by Tanya Lieberman, IBCLC, sponsored by Motherlove Herbal Company.
Having thrush is be painful and frustrating. And trying to figure out if you have thrush can be confusing. Here’s our guide* to aid in determining whether you and your baby have thrush.
Please note that we are not discussing treatment options in this post. For information on treatment please see Dr. Jack Newman’s Candida Protocol.
What is thrush?
Candida albicans is a fungus lives in our bodies. Some conditions such as antibiotic use and illness can cause it to grow out of balance, and this overgrowth can cause painful infections, generally in moist areas such as the mouth, nipple area, vagina, and diaper area.
How is thrush diagnosed?
Diagnosing thrush is difficult, because skin tests are considered unreliable, and the results aren’t available for several days – a lifetime when you have pain! Most doctors diagnose thrush based on symptoms and not diagnostic tests. So you may hear that thrush is diagnosed through treatment – if it responds, it must have been thrush!
What makes me more likely to have thrush?
You and your baby may be at higher risk for thrush if you or your baby have recently used antibiotics (often used for a cesarean birth), have been ill, or perhaps have been in a very warm and moist environment. Thrush takes time to develop, and may not be obvious until a few weeks after this trigger, so pain in the first week or so after your baby is born is unlikely to be thrush, and is much more likely to be caused by a shallow latch or one of the other causes mentioned below.
What symptoms are strongly associated with thrush?
One study of mothers between 2 and 9 weeks postpartum found that mothers who have two or more of the following five symptoms are likely to have thrush. Having three or more makes it even more likely.
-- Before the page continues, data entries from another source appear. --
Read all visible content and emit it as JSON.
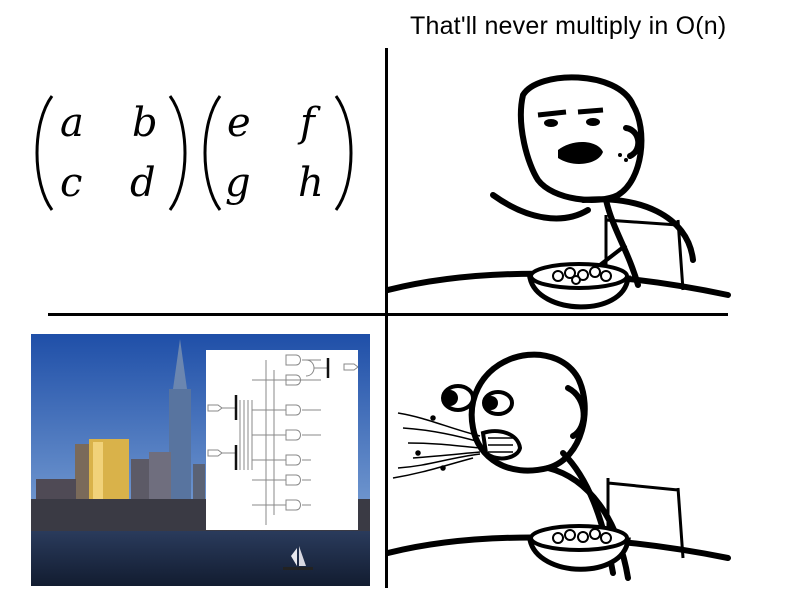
{
  "caption": {
    "text": "That'll never multiply in O(n)"
  },
  "matrix_a": {
    "r1c1": "a",
    "r1c2": "b",
    "r2c1": "c",
    "r2c2": "d"
  },
  "matrix_b": {
    "r1c1": "e",
    "r1c2": "f",
    "r2c1": "g",
    "r2c2": "h"
  },
  "colors": {
    "sky_top": "#1f4fa8",
    "sky_bottom": "#7fa4d6",
    "water": "#1b2a44",
    "building_lit": "#e8c65a"
  }
}
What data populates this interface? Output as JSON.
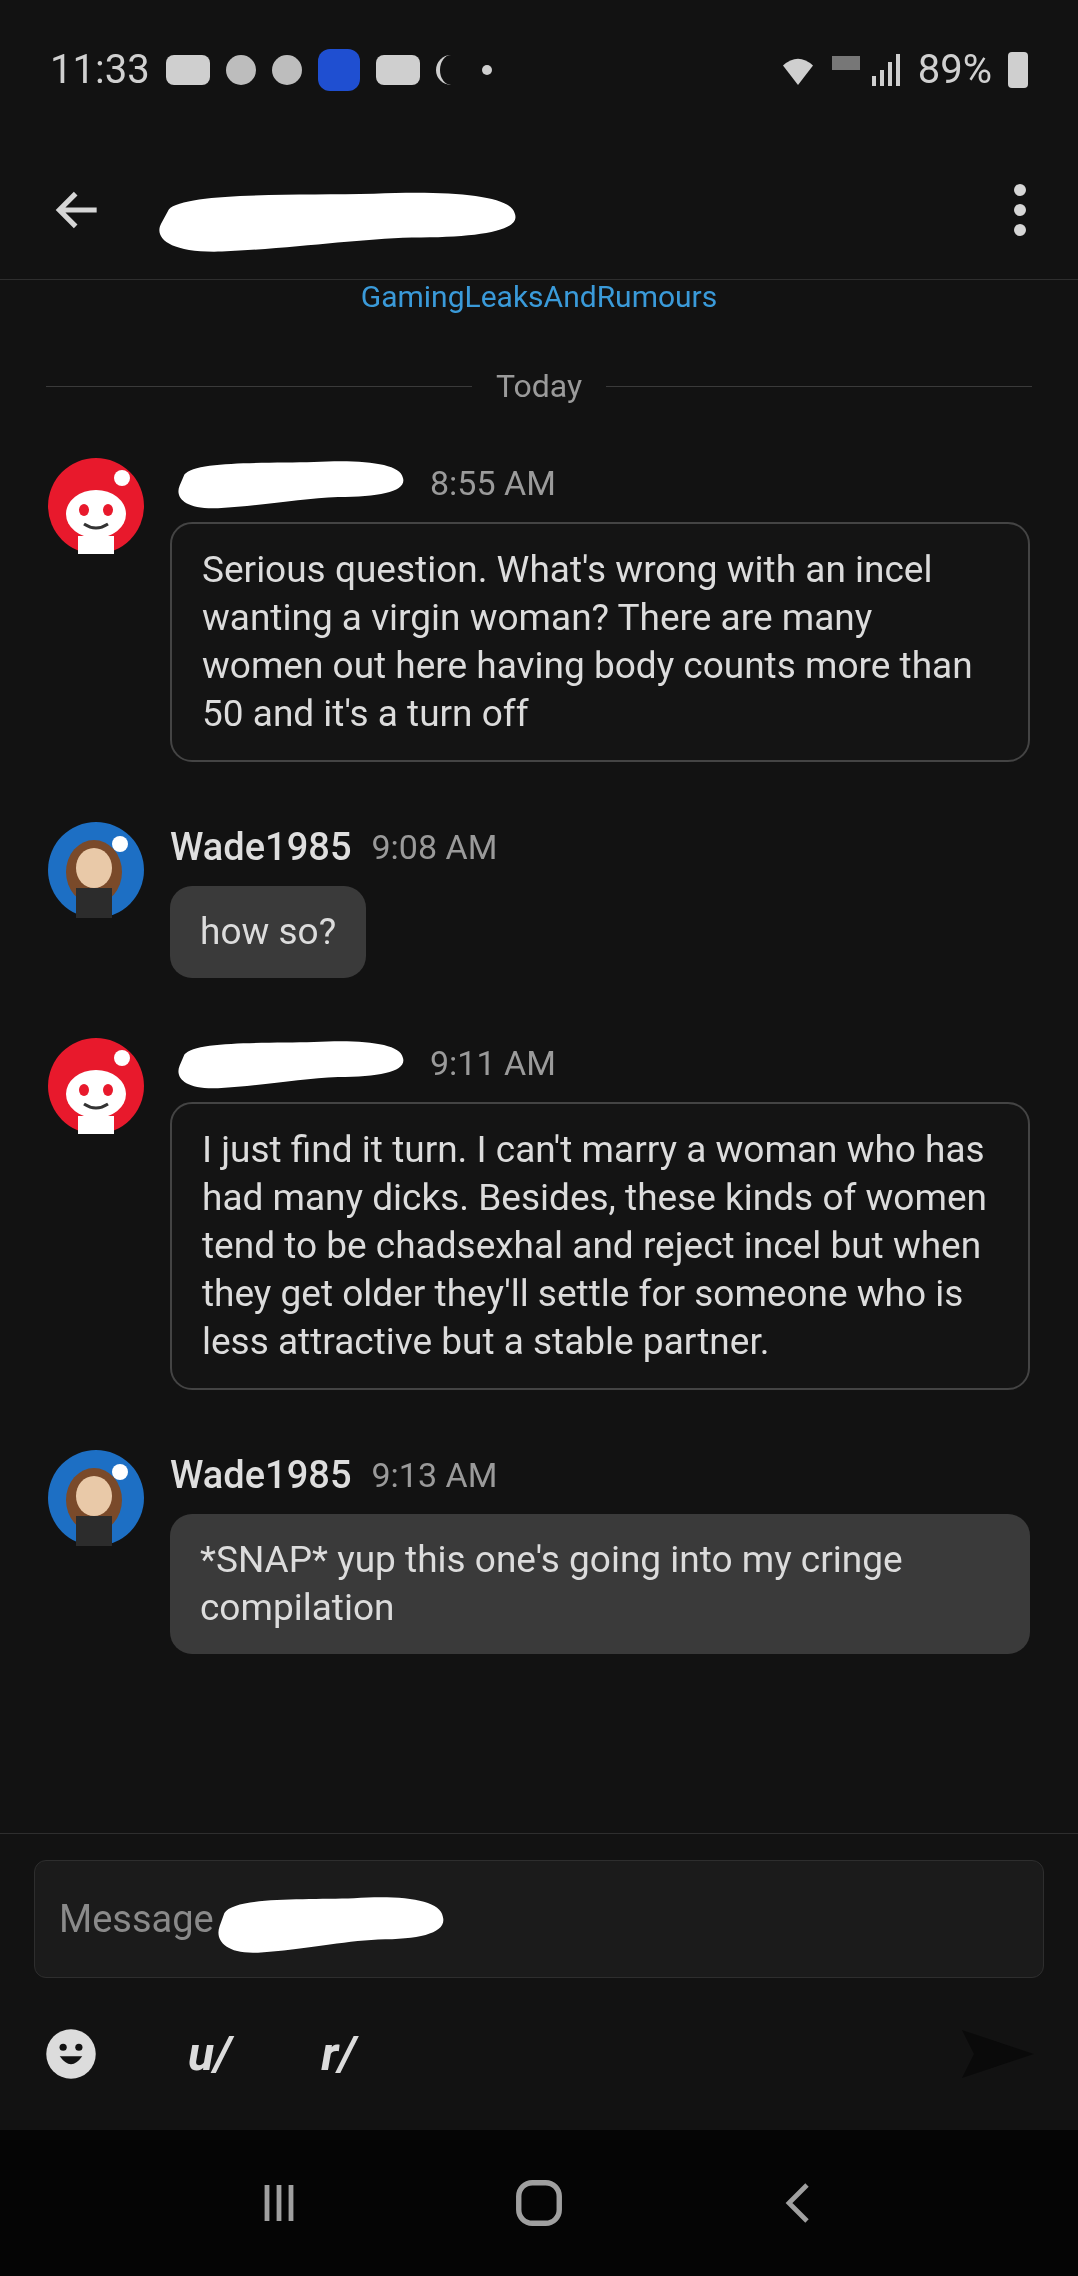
{
  "status_bar": {
    "time": "11:33",
    "battery": "89%"
  },
  "header": {
    "subtitle": "GamingLeaksAndRumours"
  },
  "divider": {
    "label": "Today"
  },
  "messages": [
    {
      "kind": "other",
      "time": "8:55 AM",
      "text": "Serious question. What's wrong with an incel wanting a virgin woman? There are many women out here having body counts more than 50 and it's a turn off"
    },
    {
      "kind": "self",
      "author": "Wade1985",
      "time": "9:08 AM",
      "text": "how so?"
    },
    {
      "kind": "other",
      "time": "9:11 AM",
      "text": "I just find it turn. I can't marry a woman who has had many dicks. Besides, these kinds of women tend to be chadsexhal and reject incel but when they get older they'll settle for someone who is less attractive but a stable partner."
    },
    {
      "kind": "self",
      "author": "Wade1985",
      "time": "9:13 AM",
      "text": "*SNAP* yup this one's going into my cringe compilation"
    }
  ],
  "composer": {
    "placeholder": "Message",
    "tools": [
      "u/",
      "r/"
    ]
  }
}
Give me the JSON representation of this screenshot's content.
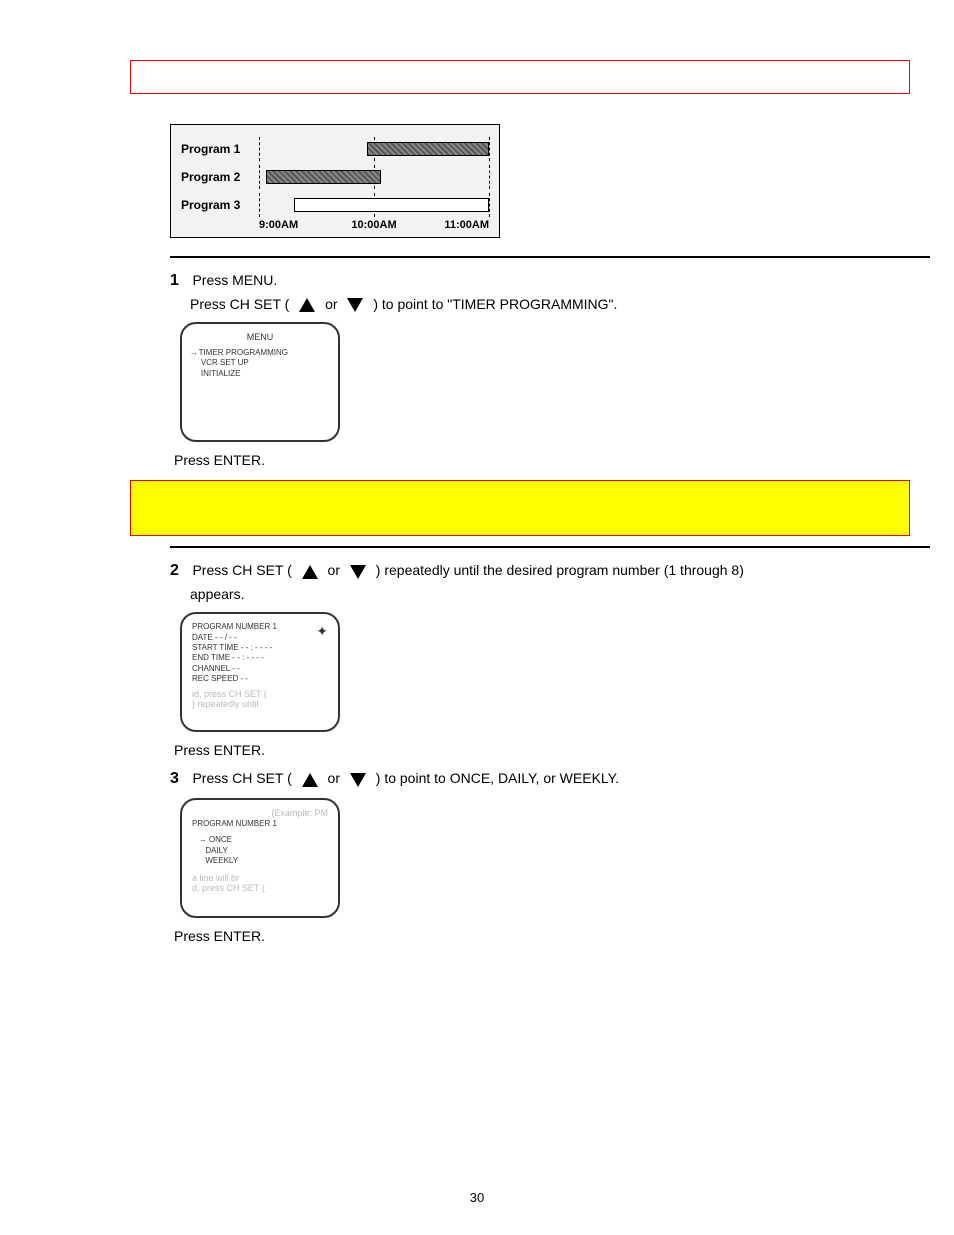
{
  "timeline": {
    "rows": [
      "Program 1",
      "Program 2",
      "Program 3"
    ],
    "times": [
      "9:00AM",
      "10:00AM",
      "11:00AM"
    ]
  },
  "step1": {
    "num": "1",
    "main": "Press MENU.",
    "line2a": "Press CH SET (",
    "line2b": ") to point to \"TIMER PROGRAMMING\".",
    "after": "Press ENTER."
  },
  "osd_menu": {
    "title": "MENU",
    "item1": "TIMER PROGRAMMING",
    "item2": "VCR SET UP",
    "item3": "INITIALIZE"
  },
  "step2": {
    "num": "2",
    "line1a": "Press CH SET (",
    "line1b": ") repeatedly until the desired program number (1 through 8)",
    "line2": "appears.",
    "after": "Press ENTER."
  },
  "osd_prog": {
    "l1": "PROGRAM NUMBER  1",
    "l2": "DATE            - - / - -",
    "l3": "START  TIME   - - : - -  - -",
    "l4": "END    TIME   - - : - -  - -",
    "l5": "CHANNEL        - -",
    "l6": "REC SPEED    - -"
  },
  "step3": {
    "num": "3",
    "line1a": "Press CH SET (",
    "line1b": ") to point to ONCE, DAILY, or WEEKLY.",
    "after": "Press ENTER."
  },
  "osd_freq": {
    "l1": "PROGRAM NUMBER   1",
    "opt1": "ONCE",
    "opt2": "DAILY",
    "opt3": "WEEKLY"
  },
  "page_number": "30"
}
- shiny or flaky skin of the nipple/areola
- burning pain on the nipple/areola
- sore (but not burning) nipples
- stabbing pain in the breast
- nonstabbing pain in the breast
And a mother is highly likely to have thrush if those symptoms include:
- shiny skin of the nipple/areola with stabbing pain, or
- flaky skin of the nipple/areola in combination with breast pain
The study also found that mothers were likely to have symptoms on both breasts, though sometimes not right away.
Baby symptoms include:
- White patches on the baby’s cheeks, gums, palate, tonsils, and/or tongue. If you try to wipe off these patches they will appear “stuck” there, and may bleed.
- A yeast diaper rash, which may be red or red with raised dots
Can you have yeast inside your breasts?
Shooting and/or burning pain deep inside the breast is sometimes diagnosed as intraductal thrush – thrush in or around the milk ducts inside the breast. This diagnosis is controversial, as recent research has found that mothers with suspected yeast infections may actually have bacterial infections or Raynaud’s vasospasm, and that yeast hasn’t been cultured in the milk of mothers with suspected interductal thrush.
If it isn’t thrush, what could it be?
Other causes of pain which may make you suspect thrush:
- Shallow latch
- Raynaud’s Phenomenon
- Bacterial infection
- Skin problems such as eczema, psoriasis, dermatitis
My baby’s tongue is white. Does that mean he has thrush?
Babies’ tongues normally have a white coating. This in itself is not an indication of thrush. If your baby has white patches on the inside of his cheeks or gums (if you try to wipe them off they may look red or bleed), this is an indication of thrush.
My doctor said that my baby doesn’t have white patches in her mouth, so we couldn’t have thrush. Is that right?
Some babies who have thrush do not have white patches in their mouths. Some may have a yeast diaper rash and no symptoms in their mouths.
I was treated with Nystatin and it didn’t work. Does that mean I don’t have thrush?
Nystatin is ineffective at treating thrush in an estimated 68% of cases. So if the symptoms didn’t go away using it, you may still have thrush. Consult this guide to thrush treatment for other treatment options. See this study for more information on the use of Nystatin in treating thrush.
My doctor said that since I have symptoms but my baby doesn’t, she doesn’t need to be treated. Is that right?
If thrush has been diagnosed in either of you, you both should be treated to prevent recurrence.
I keep getting thrush over and over. Could it be something else?
If you have repeated cases of thrush, or if treatment doesn’t resolve your symptoms, you may want to explore whether your symptoms are caused by some other problem instead or, or in addition to, thrush.
I think I have thrush. What should I do now?
Contact your health care provider and explain your symptoms. You may also wish to consult this guide to thrush treatment.
*This information is provided for educational purposes only, and should not be construed as medical advice. For care suited to your own situation, please consult your health care provider.
Mohrbacher, Nancy. Breastfeeding Answers Made Simple: A Guide for Helping Mothers. (Amarillo: Hale Publishing, 2010), pp. 652-53
Jimi Francis-Morrill, M. Jane Heinig, Demosthenes Pappagianis and Kathryn G. Dewey. “Diagnostic Value of Signs and Symptoms of Mammary Candidosis among Lactating Women,” J Hum Lact August 2004 vol. 20 no. 3 288-295